Liz and I left home on June 24 and arrived at our prebooked hotel in
St Jean sur Richilieu that evening. We set out in the morning for Powerscourt/Percy bridge. The first 3 pictures are by
me, next 2 by Liz. While I can't find a link to articles about the controversy concerning this bridge, I remember reading
that the Quebec Provincial government had decided to demolish it and replace it with a modern concrete bridge. Fixing it
would cost a million dollars. The local mayor Of Huntingdon was incensed and organized a petition and letters to Members
of Quebec Parliament, urging restoration of this historic bridge. It was restored in 2009, with help from donations. It
was built in 1861, WGCB#61-27-01, and is the only McCallum bridge in Quebec. The mayor mentioned its unique status in his
successful campaign to save it. Covered Bridges in Quebec are spread out and on back rods, with unfamiliar signage for us.
My college French is rather rusty (50 years ago). Yahoo says that I have reached my file limit and I no longer have a resize
So this is all for now.
Liz took these 2 pictures of Guthrie, #61-45-1, while I waited in the car, because we were parked on the road.
Also, on 6-25, we stopped at a winery, tasted some wines and bought 3 bottles, 2 white and 1 red for a total of $46, including $5.99 taxes(9.5% Quebec and 5% national). The winery was Vignoble du Marathonien. Wineries have grape cluster signs on the road.
Our second bridge on 6-25 was Des Riveres, or Pike, #61-45-03, in Stanbridge.
June 26 was a very frustrating day. Of the 4 bridges that we planned to visit, we only found 1. The other 3 were impossible to get to because of construction detours.

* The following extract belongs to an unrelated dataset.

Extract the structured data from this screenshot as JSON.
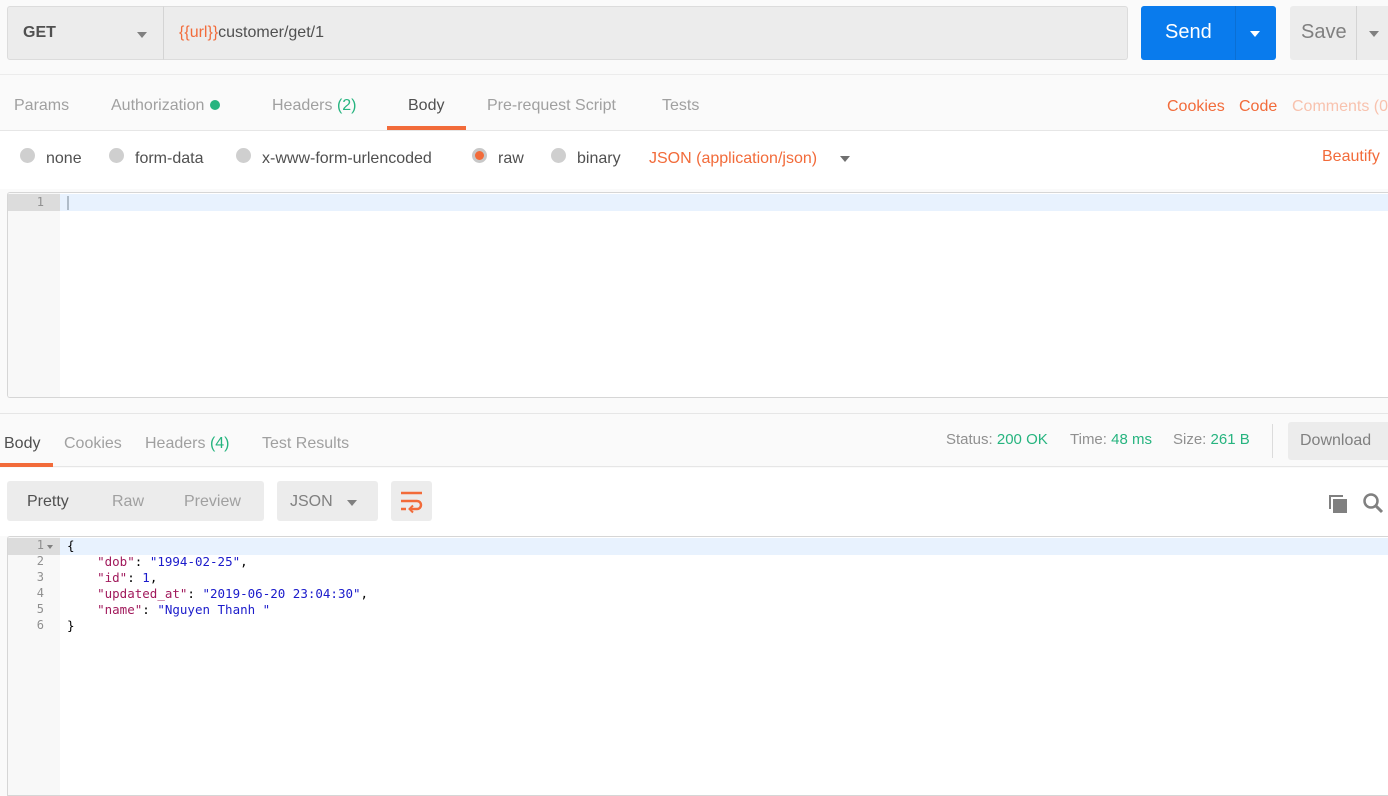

We did find the de la Fronteire or Province Hill in Potton, #61-11-03. It is closed because it is unsafe, but we were able to take pictures.
First 3 pics are by Liz Keating and the next 3 by me. All of the bridges have been marked by a sign when you get to the turn off road.
We stopped at an information center in Mansonville and a very helpful lady gave us directions for a shorter route than the one shown on the map. She also gave us 2 free books on Potton. See scan of cover of Potton covered bridge book.
On June 27, we were able to find 4 bridges after checking out of our hotel in St Jean sur Richilieu.
First is Drouin (#61-18-01) and the 1st 3 pics are by Liz, last by me.
Our 2nd Quebec bridge on 6-27 was Milby, WGN#61-47-03. First 3 pics are by me, last 2 by Liz. By now, you know that I like to take pictures of signs and Liz doesn't.
Our next bridge was the Narrows, #61-69-03.
Our next bridge was Eustis, #61-18-02. First 3 pictures by Liz.
On 6-28, we visited 3 bridges, the first was the John Cook, #61-18-04. First 2 pictures are by Liz, the rest by me. It is closed.
McDermott, #61-18-06, in Eaton, 1st 2 pictures by Liz, the rest by me.
Last bridge on 6-28 was McVetty-McKenzie, #61-18-08, in Lingwick. First 3 pictures by Liz, last by me.
On 6-29, we visited 2 bridges, Val-Alain, #61-40-04 (1st picture) and Perreault, #61-06-01. Perreault is the longest bridge in Quebec and the second longest in Canada. It is closed and unsafe even for pedestrians. It is within a park with a visitor center. We spoke with the visitor center staffer, who told us that they are trying to get funding for the province and donations for a restoration.
Final Quebec thoughts. We stayed 6 nights in Quebec, 2 nights each in St Jean sur Richileu, Sherbrooke, and Victoriaville. They are only 2 hrs apart, but most of the cbs were on back roads, so I wanted to be close to our hotel. Only 1 hotel had a restaurant. When we walked to nearby restaurants, we found that there were no sidewalks.
I don't know if other cb enthusiasts do scrapbooks of their pictures like Liz Keating, but I have attached a few of pictures of her work. Liz does this so when she passes on, her collection will be preserved by family, rather than discarded. We visited a total of 13 bridges. We have been visiting cb's for 40 years. Our life total stands at 582 with Pennsylvania having the most visits at 147.